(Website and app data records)

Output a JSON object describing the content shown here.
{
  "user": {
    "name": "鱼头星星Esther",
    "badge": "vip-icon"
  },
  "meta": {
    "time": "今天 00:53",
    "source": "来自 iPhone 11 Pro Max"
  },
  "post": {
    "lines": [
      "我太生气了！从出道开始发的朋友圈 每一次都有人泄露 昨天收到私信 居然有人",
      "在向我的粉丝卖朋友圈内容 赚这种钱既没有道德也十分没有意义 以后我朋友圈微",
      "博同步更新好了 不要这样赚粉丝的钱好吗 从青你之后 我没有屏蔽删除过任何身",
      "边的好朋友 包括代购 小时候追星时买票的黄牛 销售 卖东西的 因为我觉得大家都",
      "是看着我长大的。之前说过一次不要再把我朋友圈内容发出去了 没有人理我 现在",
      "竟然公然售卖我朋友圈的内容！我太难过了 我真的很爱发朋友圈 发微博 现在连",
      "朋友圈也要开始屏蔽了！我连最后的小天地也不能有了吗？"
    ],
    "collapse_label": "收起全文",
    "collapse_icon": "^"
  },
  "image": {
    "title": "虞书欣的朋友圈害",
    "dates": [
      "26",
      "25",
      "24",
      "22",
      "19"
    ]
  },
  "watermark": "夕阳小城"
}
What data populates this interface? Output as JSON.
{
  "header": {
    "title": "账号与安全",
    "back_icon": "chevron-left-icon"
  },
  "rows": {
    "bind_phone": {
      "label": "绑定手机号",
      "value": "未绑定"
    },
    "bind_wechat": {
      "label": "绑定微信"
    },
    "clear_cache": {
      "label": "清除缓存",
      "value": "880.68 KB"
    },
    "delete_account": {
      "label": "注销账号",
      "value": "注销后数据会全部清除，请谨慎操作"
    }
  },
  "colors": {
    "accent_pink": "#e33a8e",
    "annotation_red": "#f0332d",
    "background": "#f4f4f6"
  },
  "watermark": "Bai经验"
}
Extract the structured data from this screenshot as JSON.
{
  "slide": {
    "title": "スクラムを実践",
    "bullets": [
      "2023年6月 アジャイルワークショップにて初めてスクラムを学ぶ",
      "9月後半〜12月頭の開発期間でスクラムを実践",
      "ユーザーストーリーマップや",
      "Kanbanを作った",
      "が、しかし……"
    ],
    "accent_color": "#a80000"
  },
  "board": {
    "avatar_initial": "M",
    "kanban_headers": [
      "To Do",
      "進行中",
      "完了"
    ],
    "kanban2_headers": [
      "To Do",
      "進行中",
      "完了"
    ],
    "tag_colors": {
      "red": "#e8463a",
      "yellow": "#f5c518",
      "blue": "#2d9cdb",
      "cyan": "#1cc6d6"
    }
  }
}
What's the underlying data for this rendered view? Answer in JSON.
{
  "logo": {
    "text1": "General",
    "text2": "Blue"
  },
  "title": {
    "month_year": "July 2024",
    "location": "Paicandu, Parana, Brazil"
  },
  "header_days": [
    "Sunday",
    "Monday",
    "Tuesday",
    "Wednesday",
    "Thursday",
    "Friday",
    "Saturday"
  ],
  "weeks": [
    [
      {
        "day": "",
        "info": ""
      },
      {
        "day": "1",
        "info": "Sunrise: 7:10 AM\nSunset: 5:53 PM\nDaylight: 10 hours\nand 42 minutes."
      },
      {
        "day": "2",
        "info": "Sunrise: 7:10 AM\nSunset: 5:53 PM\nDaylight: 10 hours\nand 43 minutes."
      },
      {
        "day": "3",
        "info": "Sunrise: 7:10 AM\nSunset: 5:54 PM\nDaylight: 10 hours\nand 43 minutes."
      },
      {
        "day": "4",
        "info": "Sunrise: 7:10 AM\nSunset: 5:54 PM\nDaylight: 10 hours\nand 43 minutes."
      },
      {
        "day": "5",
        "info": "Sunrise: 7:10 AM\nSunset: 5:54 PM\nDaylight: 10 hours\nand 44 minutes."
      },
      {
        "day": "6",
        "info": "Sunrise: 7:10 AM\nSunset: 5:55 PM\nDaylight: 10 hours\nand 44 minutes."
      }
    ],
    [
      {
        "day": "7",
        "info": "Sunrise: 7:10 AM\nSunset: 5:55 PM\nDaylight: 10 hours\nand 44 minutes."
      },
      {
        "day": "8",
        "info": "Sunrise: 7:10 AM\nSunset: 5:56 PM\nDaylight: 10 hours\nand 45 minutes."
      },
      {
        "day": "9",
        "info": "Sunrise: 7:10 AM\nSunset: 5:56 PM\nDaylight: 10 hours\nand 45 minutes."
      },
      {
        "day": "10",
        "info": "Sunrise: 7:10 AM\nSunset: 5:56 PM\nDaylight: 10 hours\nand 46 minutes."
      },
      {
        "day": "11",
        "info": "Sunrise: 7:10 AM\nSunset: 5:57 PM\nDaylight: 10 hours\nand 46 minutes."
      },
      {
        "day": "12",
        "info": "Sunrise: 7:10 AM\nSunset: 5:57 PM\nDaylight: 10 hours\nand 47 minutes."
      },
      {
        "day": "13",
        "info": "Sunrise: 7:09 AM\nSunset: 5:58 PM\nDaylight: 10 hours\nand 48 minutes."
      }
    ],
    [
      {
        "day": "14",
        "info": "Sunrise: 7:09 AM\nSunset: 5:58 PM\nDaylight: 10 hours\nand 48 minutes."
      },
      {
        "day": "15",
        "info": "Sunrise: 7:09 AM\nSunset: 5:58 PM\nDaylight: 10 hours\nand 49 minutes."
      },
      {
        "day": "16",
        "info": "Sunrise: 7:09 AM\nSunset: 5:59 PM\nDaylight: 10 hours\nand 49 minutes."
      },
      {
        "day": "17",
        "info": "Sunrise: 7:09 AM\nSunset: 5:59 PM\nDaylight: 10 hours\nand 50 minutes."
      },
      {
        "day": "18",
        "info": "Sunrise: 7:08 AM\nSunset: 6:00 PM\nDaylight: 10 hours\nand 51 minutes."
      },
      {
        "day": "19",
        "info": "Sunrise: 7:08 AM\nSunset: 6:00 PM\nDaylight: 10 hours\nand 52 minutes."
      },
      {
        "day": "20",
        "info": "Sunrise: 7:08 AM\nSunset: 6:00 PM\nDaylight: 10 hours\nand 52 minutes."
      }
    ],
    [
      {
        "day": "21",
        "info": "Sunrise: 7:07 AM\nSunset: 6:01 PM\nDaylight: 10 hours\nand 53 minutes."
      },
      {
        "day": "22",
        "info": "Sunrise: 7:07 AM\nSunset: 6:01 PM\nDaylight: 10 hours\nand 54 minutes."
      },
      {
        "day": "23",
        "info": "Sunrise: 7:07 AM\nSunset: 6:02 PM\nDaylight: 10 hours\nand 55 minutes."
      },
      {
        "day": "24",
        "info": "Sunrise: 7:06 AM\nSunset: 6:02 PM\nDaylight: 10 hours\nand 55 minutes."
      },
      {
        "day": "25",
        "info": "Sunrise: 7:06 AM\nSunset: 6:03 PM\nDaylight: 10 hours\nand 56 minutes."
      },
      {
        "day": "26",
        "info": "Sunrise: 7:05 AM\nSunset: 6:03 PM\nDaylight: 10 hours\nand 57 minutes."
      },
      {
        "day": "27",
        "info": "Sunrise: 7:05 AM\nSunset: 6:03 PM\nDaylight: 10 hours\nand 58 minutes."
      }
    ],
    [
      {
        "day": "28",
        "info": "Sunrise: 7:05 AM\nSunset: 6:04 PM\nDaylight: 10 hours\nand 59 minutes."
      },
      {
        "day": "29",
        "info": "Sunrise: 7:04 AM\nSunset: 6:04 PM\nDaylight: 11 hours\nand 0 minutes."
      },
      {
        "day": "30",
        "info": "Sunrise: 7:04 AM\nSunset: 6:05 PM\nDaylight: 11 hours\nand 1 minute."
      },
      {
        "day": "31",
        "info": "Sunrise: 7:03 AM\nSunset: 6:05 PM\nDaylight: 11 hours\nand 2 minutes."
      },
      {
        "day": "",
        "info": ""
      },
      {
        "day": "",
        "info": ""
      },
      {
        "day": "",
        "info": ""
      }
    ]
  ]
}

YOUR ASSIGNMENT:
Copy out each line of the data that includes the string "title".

PROBLEM SOLUTION:
    "title": "虞书欣的朋友圈害",
    "title": "账号与安全",
    "title": "スクラムを実践",
  "title": {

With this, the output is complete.